(Data about app and page elements)
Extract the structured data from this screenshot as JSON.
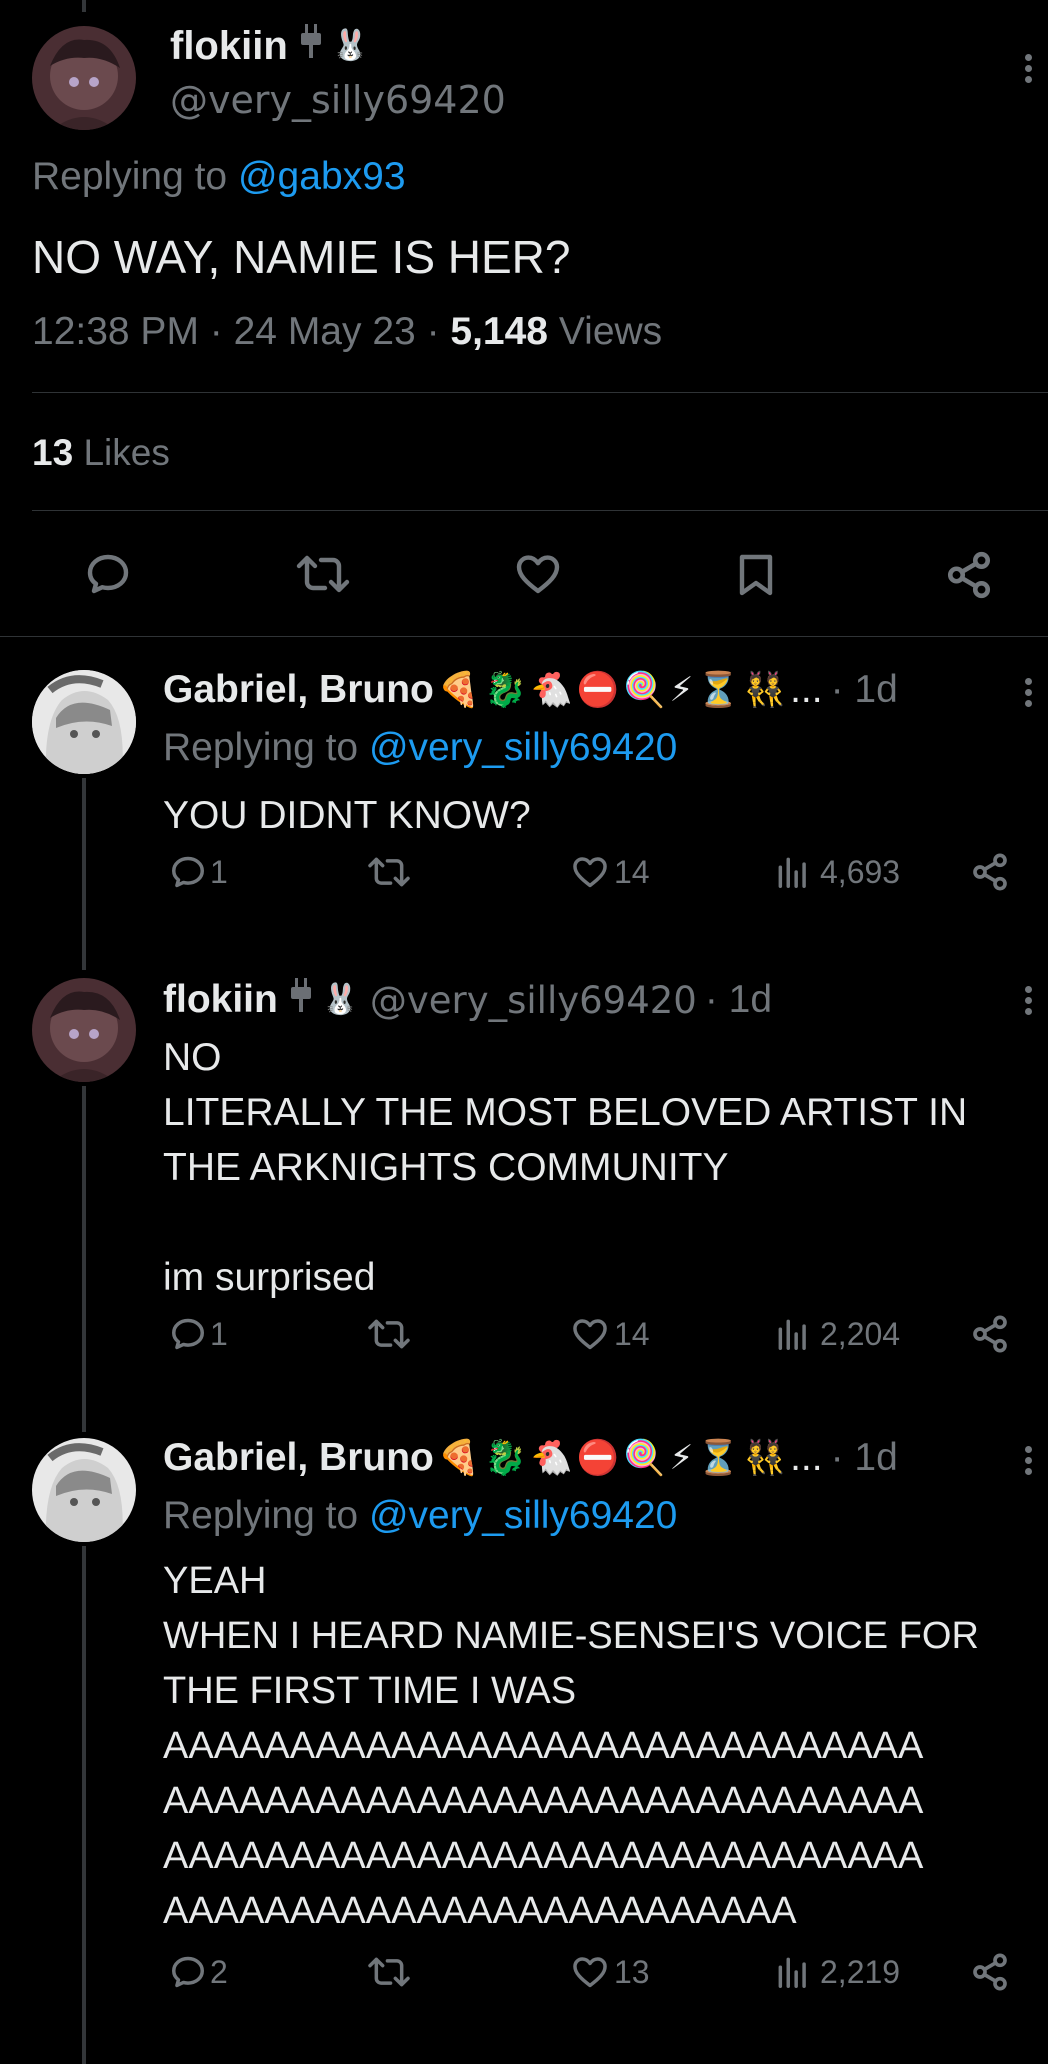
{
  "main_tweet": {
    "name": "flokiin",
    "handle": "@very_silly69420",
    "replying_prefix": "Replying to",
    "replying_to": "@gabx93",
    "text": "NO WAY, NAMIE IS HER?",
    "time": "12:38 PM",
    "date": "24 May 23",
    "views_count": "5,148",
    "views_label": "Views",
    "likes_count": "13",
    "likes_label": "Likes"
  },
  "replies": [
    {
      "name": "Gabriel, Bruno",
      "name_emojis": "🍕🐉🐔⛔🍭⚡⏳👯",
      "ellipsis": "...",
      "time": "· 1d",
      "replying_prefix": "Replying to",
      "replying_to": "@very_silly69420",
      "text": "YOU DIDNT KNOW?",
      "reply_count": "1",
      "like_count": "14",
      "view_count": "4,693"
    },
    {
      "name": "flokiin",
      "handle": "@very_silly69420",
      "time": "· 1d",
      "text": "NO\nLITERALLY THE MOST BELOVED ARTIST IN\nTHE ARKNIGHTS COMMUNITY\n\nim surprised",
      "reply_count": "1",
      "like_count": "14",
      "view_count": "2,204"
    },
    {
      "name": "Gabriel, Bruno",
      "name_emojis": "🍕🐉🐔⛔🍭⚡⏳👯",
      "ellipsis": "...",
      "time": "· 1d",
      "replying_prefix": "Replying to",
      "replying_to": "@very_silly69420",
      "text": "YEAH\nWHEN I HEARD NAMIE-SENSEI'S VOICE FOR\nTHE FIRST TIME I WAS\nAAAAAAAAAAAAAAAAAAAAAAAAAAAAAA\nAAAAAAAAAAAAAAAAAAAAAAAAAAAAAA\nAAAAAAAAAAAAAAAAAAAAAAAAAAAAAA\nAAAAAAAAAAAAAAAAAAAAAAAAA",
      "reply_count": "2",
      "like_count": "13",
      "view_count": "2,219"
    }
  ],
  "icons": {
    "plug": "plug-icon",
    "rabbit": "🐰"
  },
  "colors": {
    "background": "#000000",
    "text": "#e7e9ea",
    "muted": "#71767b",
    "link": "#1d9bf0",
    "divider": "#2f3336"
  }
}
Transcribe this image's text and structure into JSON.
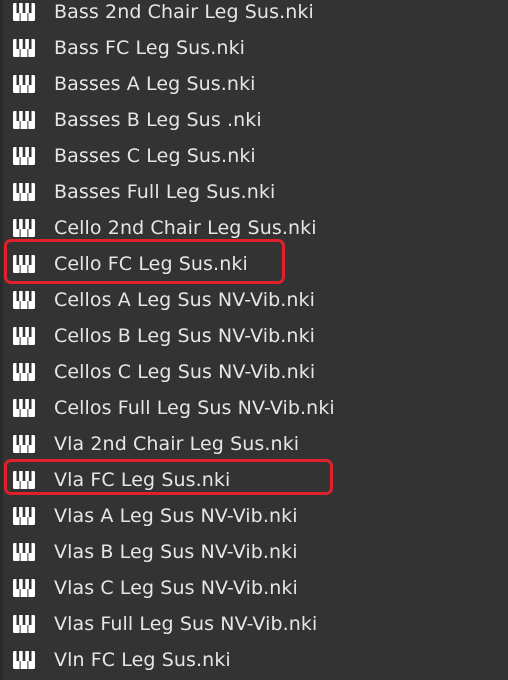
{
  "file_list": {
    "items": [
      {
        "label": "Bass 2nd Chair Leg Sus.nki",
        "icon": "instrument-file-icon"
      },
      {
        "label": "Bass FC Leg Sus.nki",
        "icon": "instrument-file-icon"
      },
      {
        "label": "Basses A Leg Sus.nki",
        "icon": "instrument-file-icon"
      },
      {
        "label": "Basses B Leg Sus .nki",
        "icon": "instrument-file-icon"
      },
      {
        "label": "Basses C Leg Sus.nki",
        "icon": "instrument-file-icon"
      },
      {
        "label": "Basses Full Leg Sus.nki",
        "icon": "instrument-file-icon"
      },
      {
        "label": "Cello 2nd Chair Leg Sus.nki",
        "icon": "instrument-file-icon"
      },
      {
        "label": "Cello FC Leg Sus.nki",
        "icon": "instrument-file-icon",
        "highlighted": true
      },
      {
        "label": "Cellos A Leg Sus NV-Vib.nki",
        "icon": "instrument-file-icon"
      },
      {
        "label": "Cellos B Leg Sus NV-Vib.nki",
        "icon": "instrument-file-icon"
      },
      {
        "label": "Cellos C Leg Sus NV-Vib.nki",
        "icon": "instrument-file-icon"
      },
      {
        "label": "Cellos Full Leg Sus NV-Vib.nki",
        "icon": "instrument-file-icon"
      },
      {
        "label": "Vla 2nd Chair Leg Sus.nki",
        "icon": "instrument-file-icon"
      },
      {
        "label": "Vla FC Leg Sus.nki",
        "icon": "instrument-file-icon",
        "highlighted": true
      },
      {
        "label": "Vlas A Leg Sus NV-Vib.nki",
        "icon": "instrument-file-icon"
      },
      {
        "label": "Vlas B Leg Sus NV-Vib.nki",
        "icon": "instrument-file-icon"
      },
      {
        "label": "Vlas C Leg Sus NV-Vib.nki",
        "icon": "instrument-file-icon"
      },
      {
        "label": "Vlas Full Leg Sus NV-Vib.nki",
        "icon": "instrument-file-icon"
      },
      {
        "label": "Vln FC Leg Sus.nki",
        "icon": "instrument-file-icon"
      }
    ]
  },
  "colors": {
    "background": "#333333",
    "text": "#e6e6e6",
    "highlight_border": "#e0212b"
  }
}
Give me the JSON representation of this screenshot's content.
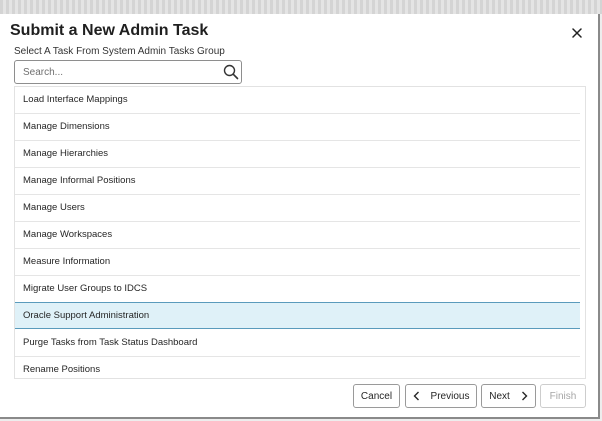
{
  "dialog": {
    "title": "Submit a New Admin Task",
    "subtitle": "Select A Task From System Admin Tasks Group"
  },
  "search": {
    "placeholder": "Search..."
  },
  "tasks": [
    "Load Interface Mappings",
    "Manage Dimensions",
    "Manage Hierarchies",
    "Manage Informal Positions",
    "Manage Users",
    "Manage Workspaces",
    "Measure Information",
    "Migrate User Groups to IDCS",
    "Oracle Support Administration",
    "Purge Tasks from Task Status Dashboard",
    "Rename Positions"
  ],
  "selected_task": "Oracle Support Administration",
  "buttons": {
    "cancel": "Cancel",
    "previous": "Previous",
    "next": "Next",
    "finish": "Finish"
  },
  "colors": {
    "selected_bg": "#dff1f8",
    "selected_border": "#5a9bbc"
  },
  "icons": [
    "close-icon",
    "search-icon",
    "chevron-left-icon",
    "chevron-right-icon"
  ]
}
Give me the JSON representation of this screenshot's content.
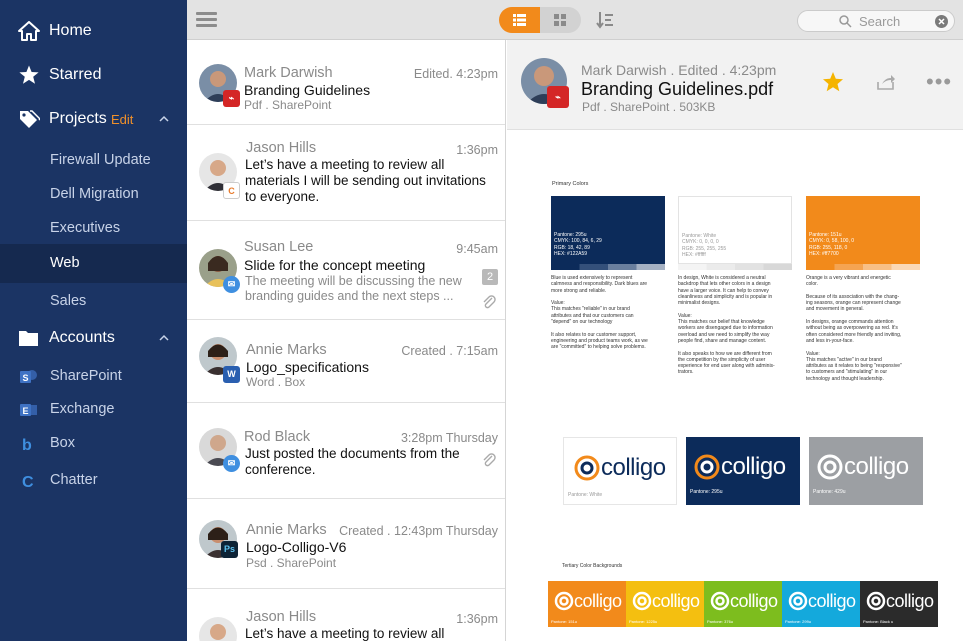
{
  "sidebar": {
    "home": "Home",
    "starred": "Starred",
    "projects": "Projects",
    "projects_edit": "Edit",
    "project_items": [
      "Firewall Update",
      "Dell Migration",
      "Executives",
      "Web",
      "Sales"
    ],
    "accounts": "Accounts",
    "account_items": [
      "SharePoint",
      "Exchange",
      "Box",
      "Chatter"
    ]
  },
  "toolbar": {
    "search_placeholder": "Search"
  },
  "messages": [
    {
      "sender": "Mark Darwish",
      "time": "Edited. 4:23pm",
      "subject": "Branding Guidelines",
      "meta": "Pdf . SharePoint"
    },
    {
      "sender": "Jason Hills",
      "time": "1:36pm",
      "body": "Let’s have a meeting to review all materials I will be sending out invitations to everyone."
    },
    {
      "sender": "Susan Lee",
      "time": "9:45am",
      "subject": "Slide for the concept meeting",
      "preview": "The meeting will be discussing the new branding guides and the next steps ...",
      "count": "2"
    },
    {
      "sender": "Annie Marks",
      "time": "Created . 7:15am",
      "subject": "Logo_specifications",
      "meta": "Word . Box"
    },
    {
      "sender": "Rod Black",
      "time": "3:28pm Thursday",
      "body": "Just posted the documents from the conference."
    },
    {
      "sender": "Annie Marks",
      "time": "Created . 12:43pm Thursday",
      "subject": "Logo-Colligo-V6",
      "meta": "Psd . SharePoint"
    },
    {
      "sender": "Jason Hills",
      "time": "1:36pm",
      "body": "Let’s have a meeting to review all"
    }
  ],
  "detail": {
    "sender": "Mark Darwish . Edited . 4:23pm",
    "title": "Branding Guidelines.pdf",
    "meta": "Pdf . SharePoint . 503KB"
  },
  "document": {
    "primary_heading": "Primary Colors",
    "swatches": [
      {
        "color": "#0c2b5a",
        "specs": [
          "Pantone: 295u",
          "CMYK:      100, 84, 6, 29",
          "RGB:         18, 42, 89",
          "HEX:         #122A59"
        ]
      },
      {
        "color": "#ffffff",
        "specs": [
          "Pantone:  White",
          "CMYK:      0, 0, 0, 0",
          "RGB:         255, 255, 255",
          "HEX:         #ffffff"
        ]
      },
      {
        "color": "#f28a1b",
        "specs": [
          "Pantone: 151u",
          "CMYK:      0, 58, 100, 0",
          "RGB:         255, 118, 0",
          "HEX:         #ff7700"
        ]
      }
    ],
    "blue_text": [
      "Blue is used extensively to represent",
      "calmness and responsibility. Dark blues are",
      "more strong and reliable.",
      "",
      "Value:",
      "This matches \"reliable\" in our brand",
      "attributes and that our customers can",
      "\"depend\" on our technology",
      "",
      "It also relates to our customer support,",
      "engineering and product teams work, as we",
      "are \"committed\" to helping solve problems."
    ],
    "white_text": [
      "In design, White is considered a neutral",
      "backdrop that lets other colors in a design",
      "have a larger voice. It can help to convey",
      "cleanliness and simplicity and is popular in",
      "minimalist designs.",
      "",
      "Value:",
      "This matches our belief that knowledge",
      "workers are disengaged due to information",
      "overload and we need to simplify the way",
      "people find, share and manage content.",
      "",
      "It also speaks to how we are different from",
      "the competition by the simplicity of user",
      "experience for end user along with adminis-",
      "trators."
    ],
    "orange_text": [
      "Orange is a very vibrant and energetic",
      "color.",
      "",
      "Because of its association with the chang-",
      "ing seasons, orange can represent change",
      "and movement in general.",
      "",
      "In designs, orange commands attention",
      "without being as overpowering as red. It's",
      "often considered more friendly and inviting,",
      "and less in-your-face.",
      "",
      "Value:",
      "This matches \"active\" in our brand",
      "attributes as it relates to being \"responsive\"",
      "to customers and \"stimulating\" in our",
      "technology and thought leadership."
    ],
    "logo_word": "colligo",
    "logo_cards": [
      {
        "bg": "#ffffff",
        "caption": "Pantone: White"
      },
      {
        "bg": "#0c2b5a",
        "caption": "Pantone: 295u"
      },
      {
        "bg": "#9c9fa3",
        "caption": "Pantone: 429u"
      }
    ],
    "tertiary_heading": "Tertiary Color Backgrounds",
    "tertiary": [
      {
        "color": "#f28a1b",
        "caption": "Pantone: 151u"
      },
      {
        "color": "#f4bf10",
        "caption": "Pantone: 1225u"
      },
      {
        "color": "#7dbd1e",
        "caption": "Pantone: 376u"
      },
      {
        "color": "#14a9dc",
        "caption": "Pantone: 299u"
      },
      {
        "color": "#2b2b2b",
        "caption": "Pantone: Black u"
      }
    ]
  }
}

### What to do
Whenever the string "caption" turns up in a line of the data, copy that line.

### Written solution
        "caption": "Pantone: White"
        "caption": "Pantone: 295u"
        "caption": "Pantone: 429u"
        "caption": "Pantone: 151u"
        "caption": "Pantone: 1225u"
        "caption": "Pantone: 376u"
        "caption": "Pantone: 299u"
        "caption": "Pantone: Black u"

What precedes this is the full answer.